GOAL OF THE EXERCISE:
Below are the records; copy out every line that holds the word "with".

PROVIDED DATA:

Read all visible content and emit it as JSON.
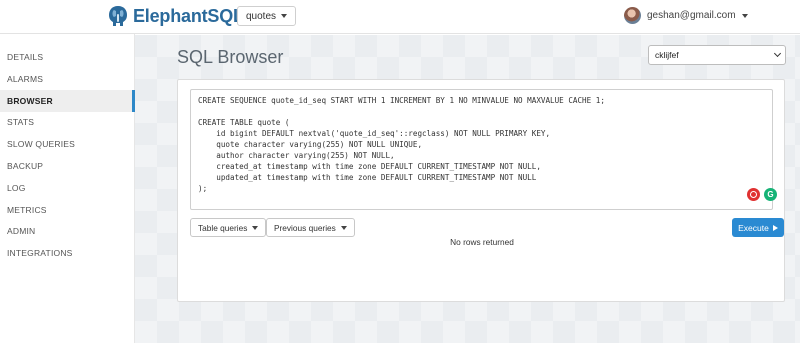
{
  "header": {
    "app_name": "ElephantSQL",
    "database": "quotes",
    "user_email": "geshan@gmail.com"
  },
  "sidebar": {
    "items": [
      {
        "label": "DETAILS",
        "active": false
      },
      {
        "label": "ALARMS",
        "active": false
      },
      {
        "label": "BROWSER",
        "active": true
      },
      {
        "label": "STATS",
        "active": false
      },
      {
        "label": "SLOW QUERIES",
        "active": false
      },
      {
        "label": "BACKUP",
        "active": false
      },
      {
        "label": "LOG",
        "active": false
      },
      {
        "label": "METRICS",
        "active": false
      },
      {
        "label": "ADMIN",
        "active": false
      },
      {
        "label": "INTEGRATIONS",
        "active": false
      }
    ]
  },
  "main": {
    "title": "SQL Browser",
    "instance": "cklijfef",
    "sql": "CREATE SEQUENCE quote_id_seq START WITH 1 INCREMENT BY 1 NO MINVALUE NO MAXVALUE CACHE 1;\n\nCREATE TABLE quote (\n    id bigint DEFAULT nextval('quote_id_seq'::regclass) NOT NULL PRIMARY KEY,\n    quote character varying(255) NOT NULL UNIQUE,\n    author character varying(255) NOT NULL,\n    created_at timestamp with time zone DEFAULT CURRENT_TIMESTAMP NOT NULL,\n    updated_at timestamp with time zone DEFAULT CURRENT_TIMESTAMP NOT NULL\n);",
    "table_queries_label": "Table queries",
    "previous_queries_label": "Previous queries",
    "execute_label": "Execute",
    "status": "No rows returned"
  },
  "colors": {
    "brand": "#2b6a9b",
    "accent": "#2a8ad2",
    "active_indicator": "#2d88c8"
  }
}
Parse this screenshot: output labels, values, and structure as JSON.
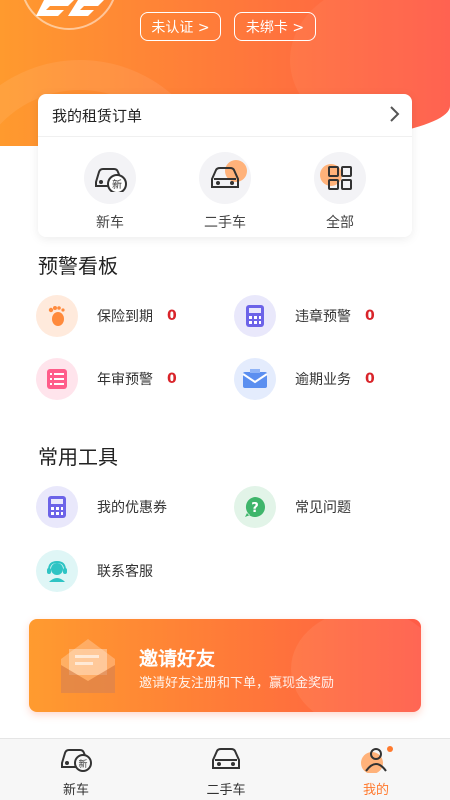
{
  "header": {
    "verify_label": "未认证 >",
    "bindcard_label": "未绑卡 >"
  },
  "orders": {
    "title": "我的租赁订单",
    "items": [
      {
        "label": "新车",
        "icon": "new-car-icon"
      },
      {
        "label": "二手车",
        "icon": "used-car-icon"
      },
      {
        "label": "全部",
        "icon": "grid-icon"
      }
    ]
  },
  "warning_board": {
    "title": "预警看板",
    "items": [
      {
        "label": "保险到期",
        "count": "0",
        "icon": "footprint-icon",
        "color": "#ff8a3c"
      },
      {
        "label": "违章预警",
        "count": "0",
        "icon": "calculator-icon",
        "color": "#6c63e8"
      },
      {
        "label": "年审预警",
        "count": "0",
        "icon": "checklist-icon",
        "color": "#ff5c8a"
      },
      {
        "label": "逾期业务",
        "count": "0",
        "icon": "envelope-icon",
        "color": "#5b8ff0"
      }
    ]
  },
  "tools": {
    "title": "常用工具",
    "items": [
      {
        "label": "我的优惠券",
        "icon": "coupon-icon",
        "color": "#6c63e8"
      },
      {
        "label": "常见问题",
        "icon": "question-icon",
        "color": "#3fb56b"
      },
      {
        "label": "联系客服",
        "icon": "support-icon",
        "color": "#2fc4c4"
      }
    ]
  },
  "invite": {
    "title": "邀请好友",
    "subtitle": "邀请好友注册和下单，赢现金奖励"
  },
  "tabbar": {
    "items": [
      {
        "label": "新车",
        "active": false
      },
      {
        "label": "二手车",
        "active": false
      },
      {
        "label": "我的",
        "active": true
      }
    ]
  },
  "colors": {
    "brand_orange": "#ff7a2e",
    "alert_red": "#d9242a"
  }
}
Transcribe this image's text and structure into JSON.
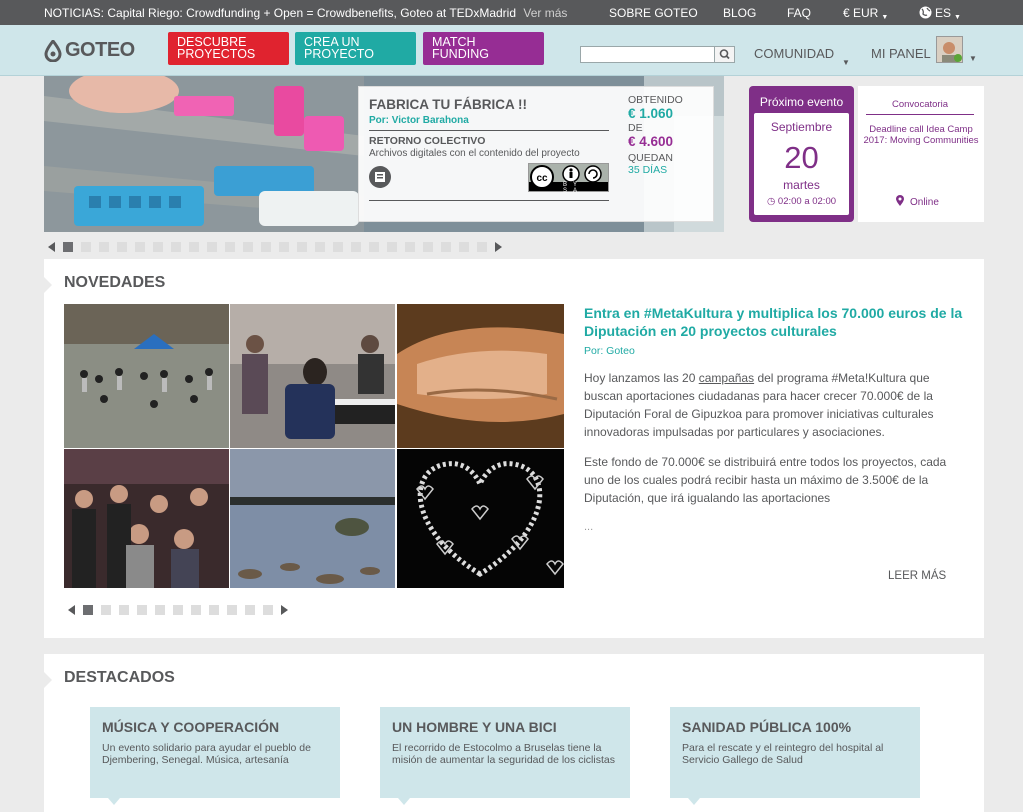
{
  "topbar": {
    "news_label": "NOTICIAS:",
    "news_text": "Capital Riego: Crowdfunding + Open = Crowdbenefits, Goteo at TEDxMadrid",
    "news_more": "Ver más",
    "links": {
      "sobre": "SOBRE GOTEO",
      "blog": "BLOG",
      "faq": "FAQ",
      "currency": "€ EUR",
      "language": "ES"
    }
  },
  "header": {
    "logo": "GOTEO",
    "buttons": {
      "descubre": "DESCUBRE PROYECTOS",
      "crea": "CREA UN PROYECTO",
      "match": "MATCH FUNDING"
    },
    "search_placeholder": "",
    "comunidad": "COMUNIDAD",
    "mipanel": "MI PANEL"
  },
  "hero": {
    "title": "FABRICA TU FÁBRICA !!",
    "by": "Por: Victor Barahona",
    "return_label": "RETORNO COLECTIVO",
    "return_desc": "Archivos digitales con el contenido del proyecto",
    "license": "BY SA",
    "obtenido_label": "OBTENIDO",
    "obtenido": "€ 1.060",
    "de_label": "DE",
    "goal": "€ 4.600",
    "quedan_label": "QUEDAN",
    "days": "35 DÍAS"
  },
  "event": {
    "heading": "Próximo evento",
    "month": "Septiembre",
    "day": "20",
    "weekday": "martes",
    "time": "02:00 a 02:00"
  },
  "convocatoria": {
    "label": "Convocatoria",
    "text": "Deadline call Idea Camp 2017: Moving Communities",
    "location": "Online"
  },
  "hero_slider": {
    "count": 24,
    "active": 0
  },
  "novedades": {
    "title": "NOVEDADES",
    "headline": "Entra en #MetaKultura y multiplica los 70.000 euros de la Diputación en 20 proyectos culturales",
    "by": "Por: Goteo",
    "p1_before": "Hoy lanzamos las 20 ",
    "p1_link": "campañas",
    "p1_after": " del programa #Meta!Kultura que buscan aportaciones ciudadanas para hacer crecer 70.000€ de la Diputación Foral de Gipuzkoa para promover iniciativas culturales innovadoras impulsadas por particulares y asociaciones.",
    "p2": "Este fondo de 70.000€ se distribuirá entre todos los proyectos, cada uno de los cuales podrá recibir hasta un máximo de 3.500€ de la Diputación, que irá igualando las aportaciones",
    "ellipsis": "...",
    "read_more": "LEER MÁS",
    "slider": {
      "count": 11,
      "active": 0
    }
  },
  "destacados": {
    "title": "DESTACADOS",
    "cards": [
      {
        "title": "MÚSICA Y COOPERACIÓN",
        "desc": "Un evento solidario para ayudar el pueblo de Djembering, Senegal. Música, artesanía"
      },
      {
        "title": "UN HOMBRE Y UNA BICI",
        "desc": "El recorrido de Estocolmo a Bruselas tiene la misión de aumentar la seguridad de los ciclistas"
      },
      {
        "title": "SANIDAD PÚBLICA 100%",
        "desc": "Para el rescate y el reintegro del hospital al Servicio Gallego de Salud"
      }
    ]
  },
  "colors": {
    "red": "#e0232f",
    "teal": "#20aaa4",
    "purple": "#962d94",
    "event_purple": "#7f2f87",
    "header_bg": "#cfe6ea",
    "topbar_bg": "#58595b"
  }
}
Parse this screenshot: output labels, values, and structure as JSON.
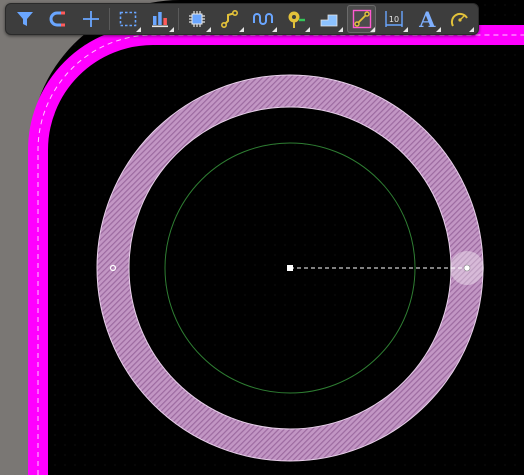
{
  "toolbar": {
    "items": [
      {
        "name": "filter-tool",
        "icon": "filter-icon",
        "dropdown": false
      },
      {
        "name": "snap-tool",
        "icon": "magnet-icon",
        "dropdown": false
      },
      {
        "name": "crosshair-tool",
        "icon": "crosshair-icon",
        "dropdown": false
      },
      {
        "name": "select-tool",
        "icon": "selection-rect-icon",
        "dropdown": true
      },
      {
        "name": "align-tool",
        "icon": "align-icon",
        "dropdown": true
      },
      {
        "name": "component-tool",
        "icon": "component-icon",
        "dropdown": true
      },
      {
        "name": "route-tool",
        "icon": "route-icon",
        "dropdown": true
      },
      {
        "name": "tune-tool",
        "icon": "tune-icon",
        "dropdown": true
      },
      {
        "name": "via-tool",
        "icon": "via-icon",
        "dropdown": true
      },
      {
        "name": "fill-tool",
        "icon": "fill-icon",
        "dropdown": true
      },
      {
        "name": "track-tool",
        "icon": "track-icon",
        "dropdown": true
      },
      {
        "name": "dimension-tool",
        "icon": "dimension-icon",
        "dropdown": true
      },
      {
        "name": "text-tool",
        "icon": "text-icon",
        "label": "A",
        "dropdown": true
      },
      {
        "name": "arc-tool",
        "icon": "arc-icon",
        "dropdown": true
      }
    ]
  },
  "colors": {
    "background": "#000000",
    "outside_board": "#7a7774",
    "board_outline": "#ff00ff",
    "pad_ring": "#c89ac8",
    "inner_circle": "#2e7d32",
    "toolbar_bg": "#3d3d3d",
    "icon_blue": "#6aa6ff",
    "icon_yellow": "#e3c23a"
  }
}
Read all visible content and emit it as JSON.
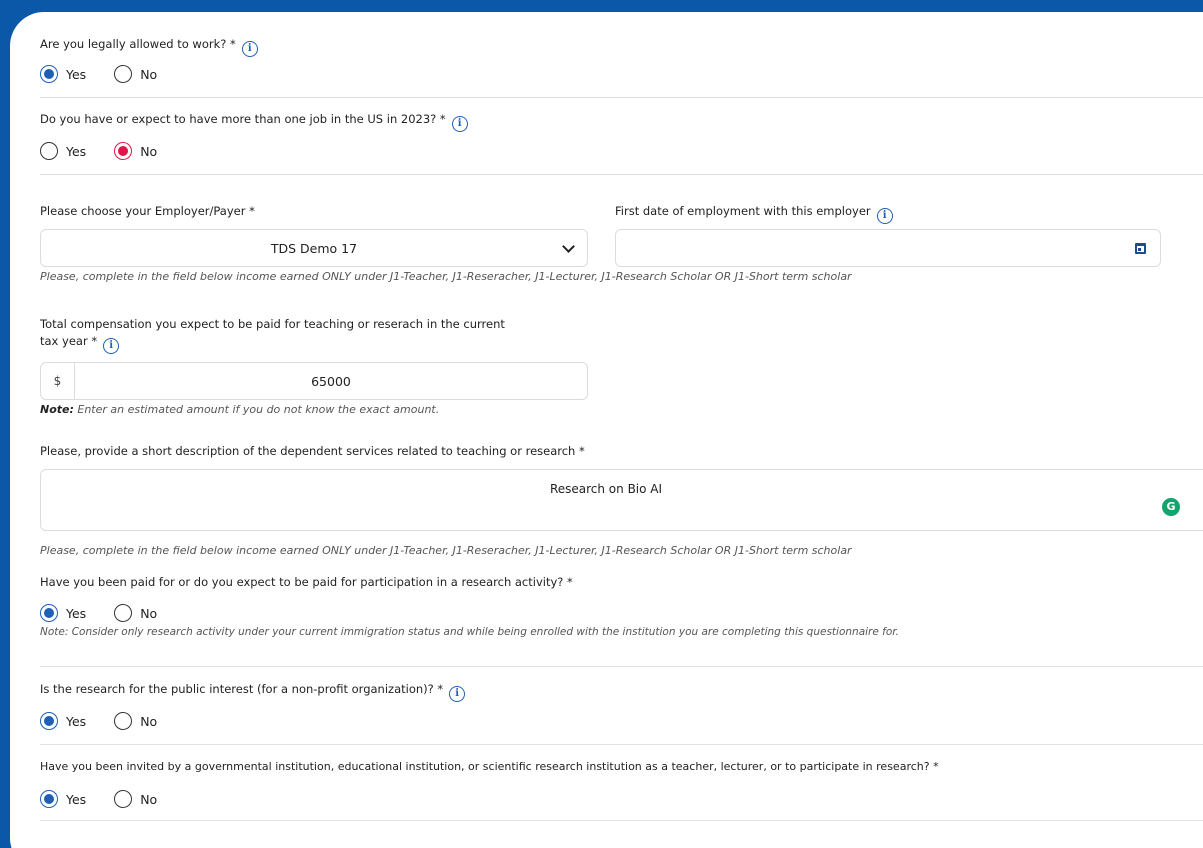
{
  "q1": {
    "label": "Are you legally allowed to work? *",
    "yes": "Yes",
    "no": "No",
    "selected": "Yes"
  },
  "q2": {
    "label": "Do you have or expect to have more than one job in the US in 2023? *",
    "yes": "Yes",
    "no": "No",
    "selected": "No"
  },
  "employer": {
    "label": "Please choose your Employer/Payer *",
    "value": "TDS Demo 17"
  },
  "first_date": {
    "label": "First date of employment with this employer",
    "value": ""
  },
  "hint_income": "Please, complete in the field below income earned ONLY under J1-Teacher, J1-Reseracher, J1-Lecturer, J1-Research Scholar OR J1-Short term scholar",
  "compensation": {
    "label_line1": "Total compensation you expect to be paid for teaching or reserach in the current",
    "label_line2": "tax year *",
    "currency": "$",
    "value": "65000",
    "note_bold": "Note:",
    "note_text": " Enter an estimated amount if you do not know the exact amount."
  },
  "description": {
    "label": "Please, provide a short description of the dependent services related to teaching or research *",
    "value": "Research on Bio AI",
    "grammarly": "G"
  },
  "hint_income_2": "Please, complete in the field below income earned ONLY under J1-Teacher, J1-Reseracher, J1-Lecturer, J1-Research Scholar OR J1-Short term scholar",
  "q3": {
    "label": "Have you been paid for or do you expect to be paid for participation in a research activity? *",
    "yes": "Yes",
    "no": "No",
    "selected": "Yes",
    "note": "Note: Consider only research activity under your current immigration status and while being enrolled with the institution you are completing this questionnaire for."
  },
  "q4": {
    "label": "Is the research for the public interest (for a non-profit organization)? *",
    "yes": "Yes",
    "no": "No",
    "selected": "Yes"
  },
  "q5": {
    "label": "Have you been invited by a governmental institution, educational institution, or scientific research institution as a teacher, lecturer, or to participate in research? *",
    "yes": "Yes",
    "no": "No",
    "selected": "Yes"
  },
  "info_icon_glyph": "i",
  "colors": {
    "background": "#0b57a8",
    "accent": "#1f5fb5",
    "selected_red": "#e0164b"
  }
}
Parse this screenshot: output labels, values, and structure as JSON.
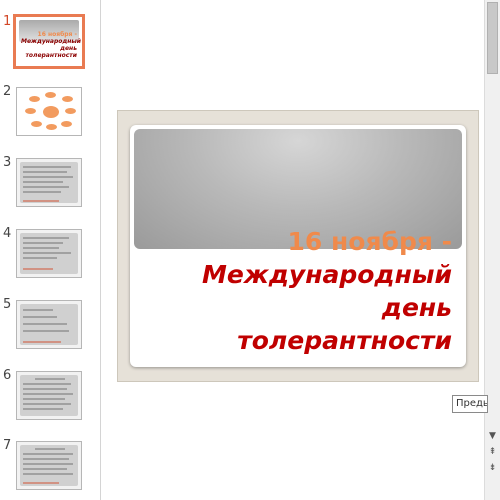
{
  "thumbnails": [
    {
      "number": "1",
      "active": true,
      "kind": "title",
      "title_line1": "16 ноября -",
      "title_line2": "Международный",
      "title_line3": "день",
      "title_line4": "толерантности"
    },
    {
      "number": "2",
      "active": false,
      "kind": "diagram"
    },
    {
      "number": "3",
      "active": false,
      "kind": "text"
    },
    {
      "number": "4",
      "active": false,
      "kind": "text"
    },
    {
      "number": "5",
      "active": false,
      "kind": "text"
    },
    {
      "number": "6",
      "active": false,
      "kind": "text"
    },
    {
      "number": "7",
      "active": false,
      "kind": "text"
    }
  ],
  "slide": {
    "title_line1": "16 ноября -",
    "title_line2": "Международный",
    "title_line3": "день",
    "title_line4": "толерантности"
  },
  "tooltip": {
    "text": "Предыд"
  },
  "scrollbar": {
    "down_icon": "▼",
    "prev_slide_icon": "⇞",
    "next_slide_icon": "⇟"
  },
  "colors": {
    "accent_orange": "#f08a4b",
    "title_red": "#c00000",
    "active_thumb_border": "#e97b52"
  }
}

COMPLETED TASK:
    "sql": "CREATE SEQUENCE quote_id_seq START WITH 1 INCREMENT BY 1 NO MINVALUE NO MAXVALUE CACHE 1;\n\nCREATE TABLE quote (\n    id bigint DEFAULT nextval('quote_id_seq'::regclass) NOT NULL PRIMARY KEY,\n    quote character varying(255) NOT NULL UNIQUE,\n    author character varying(255) NOT NULL,\n    created_at timestamp with time zone DEFAULT CURRENT_TIMESTAMP NOT NULL,\n    updated_at timestamp with time zone DEFAULT CURRENT_TIMESTAMP NOT NULL\n);",
    "label": "First date of employment with this employer",
    "note": "Note: Consider only research activity under your current immigration status and while being enrolled with the institution you are completing this questionnaire for."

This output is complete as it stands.